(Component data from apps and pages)
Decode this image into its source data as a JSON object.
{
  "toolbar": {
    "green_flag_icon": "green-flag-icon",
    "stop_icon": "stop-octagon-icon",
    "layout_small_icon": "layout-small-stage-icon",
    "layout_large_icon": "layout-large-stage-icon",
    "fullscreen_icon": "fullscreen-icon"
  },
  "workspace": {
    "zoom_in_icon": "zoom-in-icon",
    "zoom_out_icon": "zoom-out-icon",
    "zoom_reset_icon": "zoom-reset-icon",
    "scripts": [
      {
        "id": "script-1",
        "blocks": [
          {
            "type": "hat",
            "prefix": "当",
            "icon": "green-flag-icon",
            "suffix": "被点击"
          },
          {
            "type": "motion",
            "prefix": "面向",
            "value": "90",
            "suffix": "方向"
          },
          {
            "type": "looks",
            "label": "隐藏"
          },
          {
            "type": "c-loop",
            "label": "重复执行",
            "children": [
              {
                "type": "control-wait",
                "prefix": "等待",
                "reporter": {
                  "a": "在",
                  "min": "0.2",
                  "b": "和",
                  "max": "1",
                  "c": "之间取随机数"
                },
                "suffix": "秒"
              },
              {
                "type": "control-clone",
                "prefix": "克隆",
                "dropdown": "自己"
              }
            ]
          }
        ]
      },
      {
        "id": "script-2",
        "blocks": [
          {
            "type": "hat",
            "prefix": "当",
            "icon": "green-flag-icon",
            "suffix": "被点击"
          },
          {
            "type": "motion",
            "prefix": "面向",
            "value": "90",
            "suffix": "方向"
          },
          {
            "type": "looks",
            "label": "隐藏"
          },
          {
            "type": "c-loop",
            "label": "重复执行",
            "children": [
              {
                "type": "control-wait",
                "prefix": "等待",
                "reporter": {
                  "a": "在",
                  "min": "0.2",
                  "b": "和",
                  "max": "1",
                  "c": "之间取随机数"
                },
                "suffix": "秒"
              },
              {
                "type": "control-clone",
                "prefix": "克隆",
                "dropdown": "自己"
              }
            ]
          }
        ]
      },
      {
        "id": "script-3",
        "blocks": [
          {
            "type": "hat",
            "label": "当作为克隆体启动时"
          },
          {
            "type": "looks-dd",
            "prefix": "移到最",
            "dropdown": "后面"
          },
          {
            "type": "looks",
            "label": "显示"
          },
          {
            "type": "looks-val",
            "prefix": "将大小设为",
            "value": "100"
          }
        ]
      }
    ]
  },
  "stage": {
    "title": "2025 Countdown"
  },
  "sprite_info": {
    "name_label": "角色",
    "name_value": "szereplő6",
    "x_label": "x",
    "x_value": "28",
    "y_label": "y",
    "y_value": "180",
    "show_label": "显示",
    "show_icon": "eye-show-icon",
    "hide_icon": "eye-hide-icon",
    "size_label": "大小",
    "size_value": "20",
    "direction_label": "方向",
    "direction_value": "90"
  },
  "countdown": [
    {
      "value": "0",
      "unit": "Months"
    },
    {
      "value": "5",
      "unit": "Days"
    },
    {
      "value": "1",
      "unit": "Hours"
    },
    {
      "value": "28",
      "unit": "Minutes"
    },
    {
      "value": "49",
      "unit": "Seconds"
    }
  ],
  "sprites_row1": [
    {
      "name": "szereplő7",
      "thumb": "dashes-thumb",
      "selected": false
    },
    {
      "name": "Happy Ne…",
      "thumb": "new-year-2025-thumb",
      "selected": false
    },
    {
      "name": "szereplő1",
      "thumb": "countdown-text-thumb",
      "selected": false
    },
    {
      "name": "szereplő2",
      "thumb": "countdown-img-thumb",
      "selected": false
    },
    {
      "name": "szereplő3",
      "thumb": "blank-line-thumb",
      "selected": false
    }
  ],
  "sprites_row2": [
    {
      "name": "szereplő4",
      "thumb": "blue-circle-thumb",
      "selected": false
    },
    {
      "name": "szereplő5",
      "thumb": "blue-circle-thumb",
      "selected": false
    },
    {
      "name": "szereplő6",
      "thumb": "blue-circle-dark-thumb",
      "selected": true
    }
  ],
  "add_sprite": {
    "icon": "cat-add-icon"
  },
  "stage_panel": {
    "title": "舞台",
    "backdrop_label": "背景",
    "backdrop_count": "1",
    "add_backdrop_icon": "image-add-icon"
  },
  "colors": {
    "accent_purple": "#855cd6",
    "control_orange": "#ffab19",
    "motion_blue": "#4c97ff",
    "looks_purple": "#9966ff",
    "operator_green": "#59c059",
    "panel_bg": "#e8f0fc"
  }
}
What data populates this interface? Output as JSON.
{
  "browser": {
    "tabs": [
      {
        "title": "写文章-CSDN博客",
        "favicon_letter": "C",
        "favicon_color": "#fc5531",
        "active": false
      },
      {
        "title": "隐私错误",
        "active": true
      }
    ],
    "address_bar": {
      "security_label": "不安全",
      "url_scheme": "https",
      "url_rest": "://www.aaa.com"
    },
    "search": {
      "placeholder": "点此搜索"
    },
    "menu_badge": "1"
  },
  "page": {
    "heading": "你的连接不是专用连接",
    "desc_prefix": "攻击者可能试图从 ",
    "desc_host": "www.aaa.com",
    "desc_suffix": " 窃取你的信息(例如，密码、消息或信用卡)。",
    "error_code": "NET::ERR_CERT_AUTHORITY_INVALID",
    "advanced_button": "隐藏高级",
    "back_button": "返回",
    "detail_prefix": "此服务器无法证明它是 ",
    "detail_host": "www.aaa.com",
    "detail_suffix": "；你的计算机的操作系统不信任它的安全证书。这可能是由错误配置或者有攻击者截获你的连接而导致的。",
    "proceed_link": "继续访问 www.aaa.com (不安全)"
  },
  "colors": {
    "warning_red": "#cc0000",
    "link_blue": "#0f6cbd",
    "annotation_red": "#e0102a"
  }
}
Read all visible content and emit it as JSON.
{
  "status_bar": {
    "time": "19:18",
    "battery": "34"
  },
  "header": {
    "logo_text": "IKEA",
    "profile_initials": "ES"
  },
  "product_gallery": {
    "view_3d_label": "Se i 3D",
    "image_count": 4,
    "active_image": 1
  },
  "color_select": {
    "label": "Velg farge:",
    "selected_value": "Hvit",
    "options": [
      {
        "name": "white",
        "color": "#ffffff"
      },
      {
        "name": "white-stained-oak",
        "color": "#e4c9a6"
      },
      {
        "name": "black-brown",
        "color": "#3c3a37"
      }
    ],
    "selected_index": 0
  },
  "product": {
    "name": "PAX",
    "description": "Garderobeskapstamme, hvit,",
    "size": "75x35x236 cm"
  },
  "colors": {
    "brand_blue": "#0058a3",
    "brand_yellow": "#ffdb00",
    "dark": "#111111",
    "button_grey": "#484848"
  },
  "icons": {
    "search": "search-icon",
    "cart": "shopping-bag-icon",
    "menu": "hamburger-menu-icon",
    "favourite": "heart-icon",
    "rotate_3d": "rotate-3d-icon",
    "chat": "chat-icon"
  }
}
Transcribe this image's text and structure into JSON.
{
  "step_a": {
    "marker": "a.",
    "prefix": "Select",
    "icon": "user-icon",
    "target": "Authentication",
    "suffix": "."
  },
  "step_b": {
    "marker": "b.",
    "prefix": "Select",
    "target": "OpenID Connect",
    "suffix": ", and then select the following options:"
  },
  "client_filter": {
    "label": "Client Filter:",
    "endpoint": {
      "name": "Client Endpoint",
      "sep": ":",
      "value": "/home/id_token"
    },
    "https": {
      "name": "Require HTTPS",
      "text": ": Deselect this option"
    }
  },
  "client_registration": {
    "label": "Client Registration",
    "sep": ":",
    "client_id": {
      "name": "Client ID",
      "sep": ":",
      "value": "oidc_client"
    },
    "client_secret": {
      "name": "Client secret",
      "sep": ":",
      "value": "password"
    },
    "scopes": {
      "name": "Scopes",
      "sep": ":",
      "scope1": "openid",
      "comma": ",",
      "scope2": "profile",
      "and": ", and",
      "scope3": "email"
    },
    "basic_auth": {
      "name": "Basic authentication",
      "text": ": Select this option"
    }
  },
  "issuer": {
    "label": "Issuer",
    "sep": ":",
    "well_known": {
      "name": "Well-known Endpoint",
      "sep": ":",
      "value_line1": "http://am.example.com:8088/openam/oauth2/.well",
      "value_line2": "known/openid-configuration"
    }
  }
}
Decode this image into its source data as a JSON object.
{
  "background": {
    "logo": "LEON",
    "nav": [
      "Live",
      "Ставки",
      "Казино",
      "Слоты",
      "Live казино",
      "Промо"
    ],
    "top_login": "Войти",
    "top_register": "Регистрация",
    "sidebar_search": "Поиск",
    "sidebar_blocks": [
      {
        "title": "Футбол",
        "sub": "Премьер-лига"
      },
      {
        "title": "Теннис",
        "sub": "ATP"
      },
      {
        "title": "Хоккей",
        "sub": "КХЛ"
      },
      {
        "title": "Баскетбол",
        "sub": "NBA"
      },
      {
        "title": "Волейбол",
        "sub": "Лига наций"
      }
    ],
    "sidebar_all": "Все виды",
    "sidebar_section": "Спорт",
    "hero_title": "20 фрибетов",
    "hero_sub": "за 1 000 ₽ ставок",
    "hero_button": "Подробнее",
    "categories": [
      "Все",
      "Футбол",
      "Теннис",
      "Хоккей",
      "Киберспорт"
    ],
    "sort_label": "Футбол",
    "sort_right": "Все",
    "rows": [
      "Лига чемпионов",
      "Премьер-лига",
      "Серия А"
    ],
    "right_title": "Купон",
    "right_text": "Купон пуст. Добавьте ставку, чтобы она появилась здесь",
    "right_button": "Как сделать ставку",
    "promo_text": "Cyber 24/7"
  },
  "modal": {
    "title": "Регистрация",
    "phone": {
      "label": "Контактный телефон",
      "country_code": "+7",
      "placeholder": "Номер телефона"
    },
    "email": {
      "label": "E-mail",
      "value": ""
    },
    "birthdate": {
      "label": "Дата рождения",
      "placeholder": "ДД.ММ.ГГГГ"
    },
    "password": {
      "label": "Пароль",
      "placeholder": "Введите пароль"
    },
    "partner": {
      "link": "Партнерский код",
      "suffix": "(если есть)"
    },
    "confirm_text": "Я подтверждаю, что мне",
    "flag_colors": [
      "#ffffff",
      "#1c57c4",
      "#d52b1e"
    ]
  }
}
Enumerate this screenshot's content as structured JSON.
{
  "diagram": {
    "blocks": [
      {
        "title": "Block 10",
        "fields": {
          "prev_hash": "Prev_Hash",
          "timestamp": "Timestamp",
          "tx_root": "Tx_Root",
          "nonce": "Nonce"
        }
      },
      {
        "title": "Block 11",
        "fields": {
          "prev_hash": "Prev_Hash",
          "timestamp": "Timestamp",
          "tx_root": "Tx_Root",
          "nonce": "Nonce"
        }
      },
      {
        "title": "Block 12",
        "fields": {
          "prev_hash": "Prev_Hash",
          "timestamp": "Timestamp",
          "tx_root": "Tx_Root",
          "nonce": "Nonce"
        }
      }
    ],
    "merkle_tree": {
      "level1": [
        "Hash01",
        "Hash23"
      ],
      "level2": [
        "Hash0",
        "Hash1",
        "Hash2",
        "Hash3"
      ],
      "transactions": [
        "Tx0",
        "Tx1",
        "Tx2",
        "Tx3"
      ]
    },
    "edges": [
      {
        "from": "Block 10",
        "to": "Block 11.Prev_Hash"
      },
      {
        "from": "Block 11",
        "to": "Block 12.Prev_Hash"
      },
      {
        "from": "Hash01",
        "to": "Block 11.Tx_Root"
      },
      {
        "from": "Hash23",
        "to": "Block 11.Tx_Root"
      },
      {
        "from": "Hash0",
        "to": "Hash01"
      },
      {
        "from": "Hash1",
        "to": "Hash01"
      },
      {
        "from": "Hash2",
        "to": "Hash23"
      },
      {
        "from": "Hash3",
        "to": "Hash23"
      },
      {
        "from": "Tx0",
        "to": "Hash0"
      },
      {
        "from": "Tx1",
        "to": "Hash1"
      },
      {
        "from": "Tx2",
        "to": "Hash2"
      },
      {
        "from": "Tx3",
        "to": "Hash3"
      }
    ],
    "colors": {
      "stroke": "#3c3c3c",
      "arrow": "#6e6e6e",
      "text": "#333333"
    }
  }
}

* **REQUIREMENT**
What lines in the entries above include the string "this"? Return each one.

* **TASK RESPONSE**
Decode this image into its source data as a JSON object.
What data populates this interface? Output as JSON.
Transcribe this image's text and structure into JSON.
      "text": ": Deselect this option"
      "text": ": Select this option"
Decode this image into its source data as a JSON object.
Enumerate this screenshot's content as structured JSON.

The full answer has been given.